|DEWEY I. COFFMAN,|
|ANN M. VENEMAN, Secretary, U.S. Department of Agriculture,|
The United States Department of Agriculture (USDA) terminated Appellant's employment in May 1997 after two board-certified psychologists determined that he suffered from a delusional disorder and that returning him to his former position would pose a substantial risk to himself and to others. No reasonable accommodation could be made for his return to duty. After his termination, Appellant brought two lawsuits in district court alleging discrimination on the grounds of reprisal, disability, and age. The district court in Coffman v. Glickman, CIV-99-1797-F, granted summary judgment to Defendant Secretary Veneman's predecessor, finding that the uncontroverted facts supported the USDA's decision. In the case before us, the district court granted summary judgment on the grounds of claim preclusion and issue preclusion, finding that the matters presented were alleged and adjudicated in Coffman v. Glickman.
Claim preclusion prevents parties from re-litigating issues that were or could have been raised in an action that has received a final judgment on the merits. For claim preclusion to apply, the following elements must exist: (1) a final judgment on the merits in a prior action; (2) identity of parties or privies in the two suits, (3) identity of the cause of action in the two suits; and (4) a full and fair opportunity to litigate the prior action. Nwosun v. General Mills Restaurants, 124 F.3d 1255, 1257 (10th Cir. 1997). The district court found that the first, second, and fourth elements had been met. Order, 5 (W.D. Okla. June 7, 2005). As to the third element, whether the instant suit alleges the same cause of action as in the prior case of Coffman v. Glickman, the court found that complaints in both actions were extremely similar. Id. at 5-6. The district court, in its extremely detailed review, also considered whether all potential claims alleged in this complaint could have been alleged in the earlier action and concluded:

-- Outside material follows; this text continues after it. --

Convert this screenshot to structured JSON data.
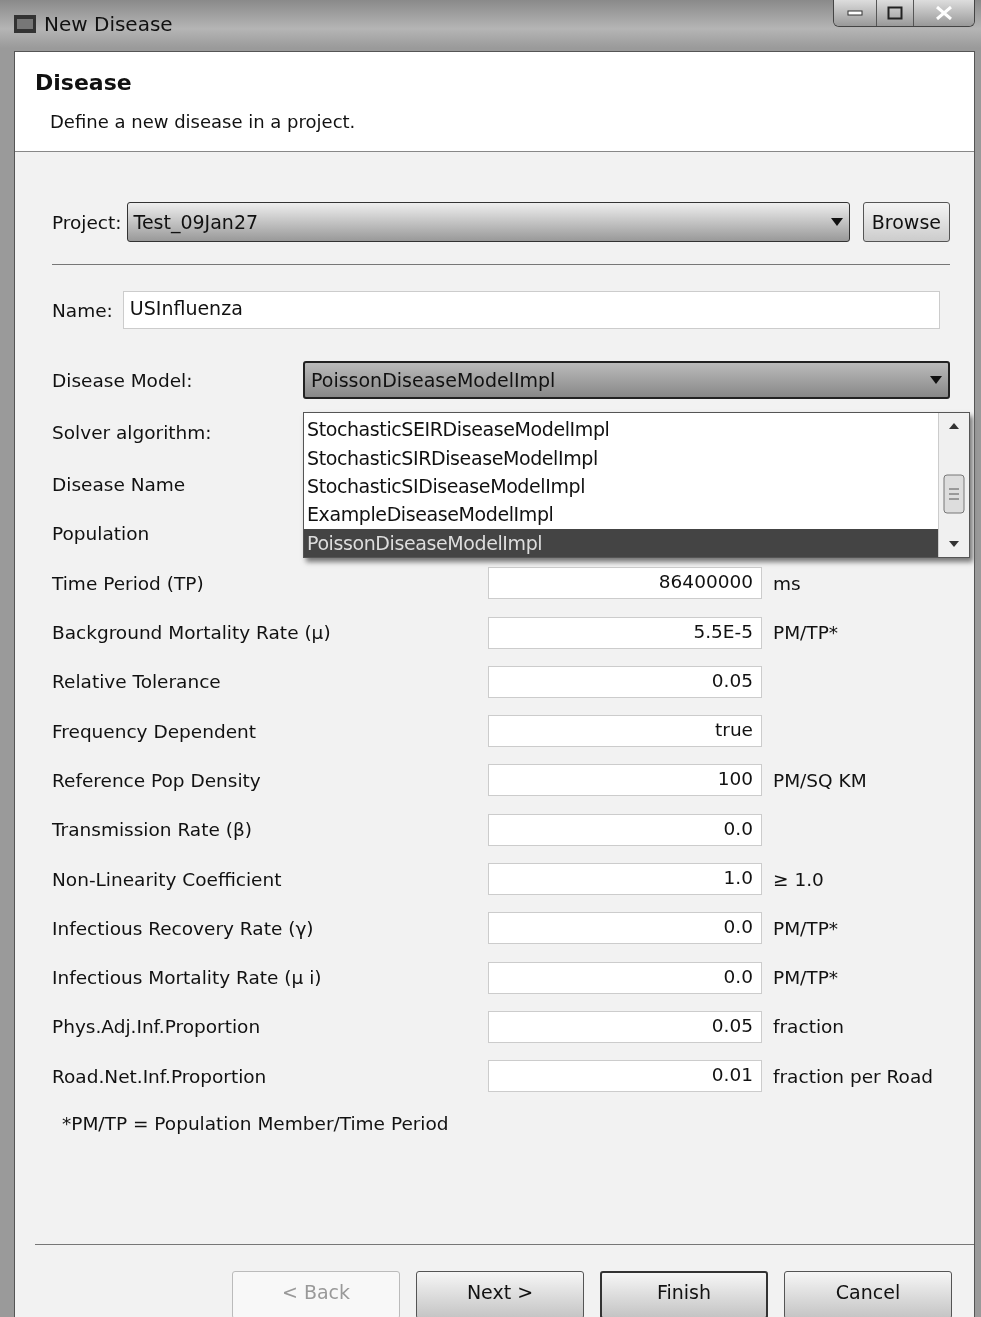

Applying the general rule that all claims arising from the same employment relationship constitute the same transaction or series of transactions for claim preclusion purposes, it makes no difference whether plaintiff first alleged claims based on reprisals for whistleblowing in the instant action; those claims could have been alleged in the 1999 action because they are predicated upon plaintiff's employment.
Id. at 7-8. Finally, the district court found that issue preclusion also entitled Defendant to summary judgment. Id. at 16. Although "issue preclusion bars a narrower group of claims" than claim preclusion, the court, "out of an abundance of caution" analyzed the issue preclusion argument even after finding that claim preclusion was satisfied. Id. at 15.
We have carefully reviewed the briefs of the Appellant and the Appellee, the district court's disposition, and the record on appeal. We have conducted a de novo review of the district court's grant of summary judgment, and for substantially the same reasons set forth by the district court in its August 7, 2005, Order, we AFFIRM the district court's dismissal of Appellant's complaint.
Entered for the Court
Monroe G. McKay
*. This order and judgment is not binding precedent, except under the doctrines of law of the case, res judicata, and collateral estoppel. The court generally disfavors the citation of orders and judgments; nevertheless, an order and judgment may be cited under the terms and conditions of 10th Cir. R. 36.3.